The bread crumbs passing across the belt 3 near the rear end of the plate 33 is divided, as is indicated in the FIGURE, into two streams, i.e. a first stream passing through the opening 16 to the gutter 17 and a second stream arriving, viewed in the direction of the arrow A, at the part of the bottom plate 7 located in front of the flap 14. The ratio between these two streams can be adjusted at will be setting the position of the flap 14.
The material flowing into the gutter 17 will be supplied with the aid of the worm 18 to the end of the gutter which communicates through the transport duct (not shown) with the top end of the compartment 29 of the bunker 2 so that this material is again fed to the compartment 29 of the bunker 2.

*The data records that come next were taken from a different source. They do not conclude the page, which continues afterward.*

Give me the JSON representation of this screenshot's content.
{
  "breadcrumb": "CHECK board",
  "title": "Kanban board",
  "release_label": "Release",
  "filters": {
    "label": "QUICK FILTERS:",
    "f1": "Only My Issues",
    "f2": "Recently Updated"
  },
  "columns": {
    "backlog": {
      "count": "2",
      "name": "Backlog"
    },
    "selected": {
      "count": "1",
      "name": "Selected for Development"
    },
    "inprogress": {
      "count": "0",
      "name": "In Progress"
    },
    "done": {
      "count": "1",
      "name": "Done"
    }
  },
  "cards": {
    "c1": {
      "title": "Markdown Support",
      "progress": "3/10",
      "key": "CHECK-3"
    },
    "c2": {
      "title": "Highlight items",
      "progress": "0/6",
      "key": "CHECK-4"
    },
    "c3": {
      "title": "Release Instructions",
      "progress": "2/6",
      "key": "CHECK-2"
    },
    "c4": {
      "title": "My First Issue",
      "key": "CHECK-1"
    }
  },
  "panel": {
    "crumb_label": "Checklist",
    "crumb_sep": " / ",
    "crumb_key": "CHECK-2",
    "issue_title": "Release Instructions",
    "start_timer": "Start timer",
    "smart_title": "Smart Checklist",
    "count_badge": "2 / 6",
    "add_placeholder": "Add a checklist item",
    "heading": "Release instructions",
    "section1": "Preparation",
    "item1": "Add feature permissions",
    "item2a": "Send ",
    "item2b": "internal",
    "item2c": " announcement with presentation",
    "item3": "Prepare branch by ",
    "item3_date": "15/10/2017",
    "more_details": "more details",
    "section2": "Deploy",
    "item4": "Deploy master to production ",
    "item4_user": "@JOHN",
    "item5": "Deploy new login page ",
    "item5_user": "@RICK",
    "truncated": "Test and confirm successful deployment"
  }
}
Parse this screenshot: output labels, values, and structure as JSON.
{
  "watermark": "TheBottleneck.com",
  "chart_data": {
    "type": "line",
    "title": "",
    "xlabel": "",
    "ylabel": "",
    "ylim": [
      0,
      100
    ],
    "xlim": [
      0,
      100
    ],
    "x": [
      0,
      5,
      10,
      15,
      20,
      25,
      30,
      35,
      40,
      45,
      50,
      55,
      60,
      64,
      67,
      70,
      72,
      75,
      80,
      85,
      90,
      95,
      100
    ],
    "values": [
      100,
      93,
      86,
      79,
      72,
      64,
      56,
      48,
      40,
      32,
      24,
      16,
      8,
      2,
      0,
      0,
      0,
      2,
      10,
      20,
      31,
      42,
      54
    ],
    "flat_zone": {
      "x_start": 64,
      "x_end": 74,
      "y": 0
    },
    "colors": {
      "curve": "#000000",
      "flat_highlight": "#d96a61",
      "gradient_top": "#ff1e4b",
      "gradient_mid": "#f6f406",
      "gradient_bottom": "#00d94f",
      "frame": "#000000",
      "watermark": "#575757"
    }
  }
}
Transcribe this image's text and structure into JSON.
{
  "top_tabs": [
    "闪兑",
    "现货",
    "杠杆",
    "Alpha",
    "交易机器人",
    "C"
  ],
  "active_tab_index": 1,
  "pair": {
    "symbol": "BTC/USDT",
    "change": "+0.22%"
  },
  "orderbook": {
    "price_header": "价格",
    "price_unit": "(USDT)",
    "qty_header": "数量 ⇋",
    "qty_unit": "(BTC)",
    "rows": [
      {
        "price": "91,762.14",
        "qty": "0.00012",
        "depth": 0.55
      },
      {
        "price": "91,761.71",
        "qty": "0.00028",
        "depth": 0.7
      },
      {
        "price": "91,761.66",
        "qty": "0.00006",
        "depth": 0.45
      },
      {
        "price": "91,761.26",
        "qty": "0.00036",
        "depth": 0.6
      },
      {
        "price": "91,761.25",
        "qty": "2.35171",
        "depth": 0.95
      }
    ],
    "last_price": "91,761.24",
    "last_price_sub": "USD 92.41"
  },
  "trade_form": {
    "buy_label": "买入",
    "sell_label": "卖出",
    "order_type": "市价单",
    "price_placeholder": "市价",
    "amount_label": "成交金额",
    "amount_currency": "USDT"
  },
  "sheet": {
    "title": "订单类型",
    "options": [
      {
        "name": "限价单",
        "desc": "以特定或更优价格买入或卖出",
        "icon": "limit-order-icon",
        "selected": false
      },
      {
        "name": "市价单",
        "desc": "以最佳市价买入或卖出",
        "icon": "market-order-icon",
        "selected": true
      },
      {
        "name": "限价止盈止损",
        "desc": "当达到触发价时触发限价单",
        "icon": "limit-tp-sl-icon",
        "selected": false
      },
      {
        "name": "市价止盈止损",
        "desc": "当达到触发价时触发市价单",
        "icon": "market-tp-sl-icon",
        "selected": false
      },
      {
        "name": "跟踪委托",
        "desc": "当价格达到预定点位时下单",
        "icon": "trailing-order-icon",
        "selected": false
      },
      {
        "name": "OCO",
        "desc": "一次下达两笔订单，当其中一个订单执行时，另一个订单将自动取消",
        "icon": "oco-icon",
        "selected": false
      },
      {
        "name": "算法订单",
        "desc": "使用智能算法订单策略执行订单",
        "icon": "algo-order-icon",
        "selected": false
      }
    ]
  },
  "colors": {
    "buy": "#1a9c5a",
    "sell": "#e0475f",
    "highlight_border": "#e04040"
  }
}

The bread crumbs falling on the plate 7 are carried along by the lower run of the belt 3 moving along said plate in the direction towards the chamber 11 located below the front end of the lower run of the belt 3. From this chamber 11 the material is slung upwards with the aid of the rotating blades 13 along the guide wall 9 and arrives at the front end of the upper run of the conveyor belt 3, where a layer of bread crumbs is formed which is moved along by this upper run of the belt 3. Since the bread crumbs are conducted to the chamber 11 at a given distance in front of the point where the lower run is going over to the upper run and are subsequently thrown up by the blades 13, a gradual displacement of the bread crumbs is obtained so that fragmentation of the coarse constituents of the bread crumbs is avoided as far as possible.
The material supplied from the gutter 17 to the compartment 29 can again flow away through the outlet port 21. When the level of the material in the compartment 29 becomes too low, the flap 30 will slightly deflect under the action of the weight of the material located in the stock compartment 28 so that material can flow from the compartment 28 towards the outlet port. When the level of the material in the compartment 29 thus rises, the flap 30 is urged back. It can thus be ensured that always a relatively small amount of the material contained in the bunker is curculating, which also counteracts an undesirable diminution of the circulating material.
The figures used in the claims are only meant to explain more clearly the intention of the invention and are not supposed to be any restriction concerning the interpretation of the invention.